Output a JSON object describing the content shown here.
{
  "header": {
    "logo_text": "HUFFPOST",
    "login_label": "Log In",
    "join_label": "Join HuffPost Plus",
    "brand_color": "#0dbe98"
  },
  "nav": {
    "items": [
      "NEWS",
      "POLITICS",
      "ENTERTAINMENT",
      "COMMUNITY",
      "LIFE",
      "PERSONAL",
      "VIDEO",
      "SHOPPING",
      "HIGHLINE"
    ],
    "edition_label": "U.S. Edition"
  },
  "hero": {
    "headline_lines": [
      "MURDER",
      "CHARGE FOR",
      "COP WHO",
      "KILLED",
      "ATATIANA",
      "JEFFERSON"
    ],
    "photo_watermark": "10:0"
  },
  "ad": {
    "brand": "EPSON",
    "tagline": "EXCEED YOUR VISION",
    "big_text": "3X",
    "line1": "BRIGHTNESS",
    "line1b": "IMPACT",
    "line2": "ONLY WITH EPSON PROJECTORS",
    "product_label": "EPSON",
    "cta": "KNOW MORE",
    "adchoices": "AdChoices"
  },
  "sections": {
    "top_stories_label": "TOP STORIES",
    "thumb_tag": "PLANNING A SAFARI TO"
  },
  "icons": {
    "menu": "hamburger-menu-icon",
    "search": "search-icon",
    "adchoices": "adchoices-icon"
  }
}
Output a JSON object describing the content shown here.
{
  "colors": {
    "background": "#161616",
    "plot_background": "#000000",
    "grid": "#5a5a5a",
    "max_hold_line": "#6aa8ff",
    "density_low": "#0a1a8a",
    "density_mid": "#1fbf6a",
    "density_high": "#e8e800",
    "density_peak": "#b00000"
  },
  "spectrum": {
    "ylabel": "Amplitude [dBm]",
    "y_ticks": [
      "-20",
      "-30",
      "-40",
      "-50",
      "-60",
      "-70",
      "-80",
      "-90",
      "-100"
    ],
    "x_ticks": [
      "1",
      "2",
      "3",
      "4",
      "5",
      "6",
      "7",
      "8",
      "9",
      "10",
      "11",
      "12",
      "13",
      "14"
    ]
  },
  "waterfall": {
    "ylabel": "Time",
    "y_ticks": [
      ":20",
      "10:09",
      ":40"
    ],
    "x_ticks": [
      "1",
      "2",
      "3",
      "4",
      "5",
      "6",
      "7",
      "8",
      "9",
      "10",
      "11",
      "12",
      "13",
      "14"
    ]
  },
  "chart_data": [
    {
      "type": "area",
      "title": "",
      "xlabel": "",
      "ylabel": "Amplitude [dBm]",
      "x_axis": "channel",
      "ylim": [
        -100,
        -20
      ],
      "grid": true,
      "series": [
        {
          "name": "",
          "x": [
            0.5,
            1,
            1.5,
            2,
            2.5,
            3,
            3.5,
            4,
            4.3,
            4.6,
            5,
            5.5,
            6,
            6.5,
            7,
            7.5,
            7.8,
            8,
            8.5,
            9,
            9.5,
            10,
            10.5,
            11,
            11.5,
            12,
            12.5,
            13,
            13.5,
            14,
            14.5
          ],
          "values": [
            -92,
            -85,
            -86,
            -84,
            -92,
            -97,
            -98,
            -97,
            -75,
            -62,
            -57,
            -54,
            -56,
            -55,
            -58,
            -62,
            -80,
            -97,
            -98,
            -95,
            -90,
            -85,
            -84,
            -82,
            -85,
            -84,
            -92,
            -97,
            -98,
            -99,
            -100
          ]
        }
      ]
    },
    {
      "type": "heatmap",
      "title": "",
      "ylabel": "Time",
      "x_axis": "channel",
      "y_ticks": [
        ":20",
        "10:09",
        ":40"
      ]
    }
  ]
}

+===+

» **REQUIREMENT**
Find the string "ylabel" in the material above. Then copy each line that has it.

» **TASK RESPONSE**
    "ylabel": "Amplitude [dBm]",
    "ylabel": "Time",
      "ylabel": "Amplitude [dBm]",
      "ylabel": "Time",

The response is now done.